Pull every line of the entries that has the word "content".

Component data from apps and pages:

++++++++++++++++++++

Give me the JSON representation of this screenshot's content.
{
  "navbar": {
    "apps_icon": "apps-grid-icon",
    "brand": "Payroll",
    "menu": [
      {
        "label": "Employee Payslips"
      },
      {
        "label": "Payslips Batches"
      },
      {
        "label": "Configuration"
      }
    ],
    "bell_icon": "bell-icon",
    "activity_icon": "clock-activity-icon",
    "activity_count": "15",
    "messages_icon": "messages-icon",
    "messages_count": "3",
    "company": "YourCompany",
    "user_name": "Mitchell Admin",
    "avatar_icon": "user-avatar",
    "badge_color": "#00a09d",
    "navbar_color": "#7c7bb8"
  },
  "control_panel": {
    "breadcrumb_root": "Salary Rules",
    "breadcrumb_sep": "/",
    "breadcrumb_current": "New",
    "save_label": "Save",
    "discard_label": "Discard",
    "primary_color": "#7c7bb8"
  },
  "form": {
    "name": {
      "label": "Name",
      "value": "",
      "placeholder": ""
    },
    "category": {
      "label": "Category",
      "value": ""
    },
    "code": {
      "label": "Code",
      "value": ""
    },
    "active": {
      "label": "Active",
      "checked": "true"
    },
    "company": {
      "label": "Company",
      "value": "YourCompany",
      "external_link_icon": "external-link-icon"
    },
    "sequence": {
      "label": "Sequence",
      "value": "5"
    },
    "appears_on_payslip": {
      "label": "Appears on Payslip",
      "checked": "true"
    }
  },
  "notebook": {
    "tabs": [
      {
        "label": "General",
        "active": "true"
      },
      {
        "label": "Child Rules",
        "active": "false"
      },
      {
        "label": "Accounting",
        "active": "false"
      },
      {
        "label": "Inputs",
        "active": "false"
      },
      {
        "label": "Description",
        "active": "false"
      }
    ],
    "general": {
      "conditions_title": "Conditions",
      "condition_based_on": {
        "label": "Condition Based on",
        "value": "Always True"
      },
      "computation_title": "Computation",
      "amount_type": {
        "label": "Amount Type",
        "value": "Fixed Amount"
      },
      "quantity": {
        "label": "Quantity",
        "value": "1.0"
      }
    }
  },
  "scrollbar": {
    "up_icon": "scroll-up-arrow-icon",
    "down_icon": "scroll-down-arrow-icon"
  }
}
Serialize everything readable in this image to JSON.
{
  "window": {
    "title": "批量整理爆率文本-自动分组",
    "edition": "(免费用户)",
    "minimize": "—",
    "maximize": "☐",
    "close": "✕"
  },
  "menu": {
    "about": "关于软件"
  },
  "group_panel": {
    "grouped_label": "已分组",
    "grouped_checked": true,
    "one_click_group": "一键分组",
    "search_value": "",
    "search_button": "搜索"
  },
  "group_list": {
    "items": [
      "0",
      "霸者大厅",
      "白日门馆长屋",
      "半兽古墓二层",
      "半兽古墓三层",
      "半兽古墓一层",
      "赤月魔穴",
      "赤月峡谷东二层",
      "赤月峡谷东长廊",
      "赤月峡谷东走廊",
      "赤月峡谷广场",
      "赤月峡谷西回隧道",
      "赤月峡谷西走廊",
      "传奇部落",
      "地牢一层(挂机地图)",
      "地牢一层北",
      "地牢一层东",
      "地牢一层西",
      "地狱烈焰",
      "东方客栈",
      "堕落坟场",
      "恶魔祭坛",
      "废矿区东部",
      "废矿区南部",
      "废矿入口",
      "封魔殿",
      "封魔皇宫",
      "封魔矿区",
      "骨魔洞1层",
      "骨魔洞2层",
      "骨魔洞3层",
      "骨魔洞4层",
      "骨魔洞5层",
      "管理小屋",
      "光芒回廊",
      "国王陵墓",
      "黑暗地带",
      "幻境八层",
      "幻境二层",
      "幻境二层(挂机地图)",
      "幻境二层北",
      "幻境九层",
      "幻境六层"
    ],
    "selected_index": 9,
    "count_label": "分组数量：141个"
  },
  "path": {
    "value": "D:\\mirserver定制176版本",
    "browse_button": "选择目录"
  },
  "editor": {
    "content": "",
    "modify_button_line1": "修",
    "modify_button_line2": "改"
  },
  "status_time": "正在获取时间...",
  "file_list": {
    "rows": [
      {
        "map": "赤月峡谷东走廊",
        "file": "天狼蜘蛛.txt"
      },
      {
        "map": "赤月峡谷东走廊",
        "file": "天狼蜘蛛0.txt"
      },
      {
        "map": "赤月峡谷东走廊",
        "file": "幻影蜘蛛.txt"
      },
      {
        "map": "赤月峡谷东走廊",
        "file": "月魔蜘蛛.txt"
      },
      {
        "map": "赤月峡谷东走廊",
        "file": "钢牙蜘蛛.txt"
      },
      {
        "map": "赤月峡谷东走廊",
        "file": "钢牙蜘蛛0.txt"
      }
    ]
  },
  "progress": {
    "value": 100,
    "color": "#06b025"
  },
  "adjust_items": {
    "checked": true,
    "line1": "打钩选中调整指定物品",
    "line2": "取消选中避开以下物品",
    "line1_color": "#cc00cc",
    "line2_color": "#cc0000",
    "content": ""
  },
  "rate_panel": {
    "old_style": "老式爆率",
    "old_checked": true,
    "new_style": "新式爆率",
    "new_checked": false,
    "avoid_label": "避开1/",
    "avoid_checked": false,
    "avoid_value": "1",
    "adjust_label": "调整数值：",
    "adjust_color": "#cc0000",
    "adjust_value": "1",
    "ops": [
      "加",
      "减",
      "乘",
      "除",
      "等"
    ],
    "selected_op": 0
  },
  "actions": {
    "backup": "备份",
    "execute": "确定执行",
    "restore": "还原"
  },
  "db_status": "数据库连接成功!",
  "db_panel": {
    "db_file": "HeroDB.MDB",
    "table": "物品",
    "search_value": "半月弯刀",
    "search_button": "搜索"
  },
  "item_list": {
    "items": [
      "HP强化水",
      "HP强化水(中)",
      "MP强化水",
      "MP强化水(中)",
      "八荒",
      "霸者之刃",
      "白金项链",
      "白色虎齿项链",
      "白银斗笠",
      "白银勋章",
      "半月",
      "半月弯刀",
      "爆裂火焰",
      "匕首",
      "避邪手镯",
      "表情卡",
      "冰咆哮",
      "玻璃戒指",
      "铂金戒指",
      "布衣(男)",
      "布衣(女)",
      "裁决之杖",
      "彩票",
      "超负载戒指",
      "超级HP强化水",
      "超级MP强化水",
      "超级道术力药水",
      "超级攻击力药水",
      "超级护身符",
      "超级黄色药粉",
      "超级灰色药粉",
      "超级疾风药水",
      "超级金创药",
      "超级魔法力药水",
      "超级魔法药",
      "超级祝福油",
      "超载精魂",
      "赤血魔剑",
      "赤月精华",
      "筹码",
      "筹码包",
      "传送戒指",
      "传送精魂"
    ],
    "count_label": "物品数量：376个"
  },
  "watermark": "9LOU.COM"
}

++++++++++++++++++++

ANSWER SPACE
Give me the JSON representation of this screenshot's content.
    "content": "",
    "content": ""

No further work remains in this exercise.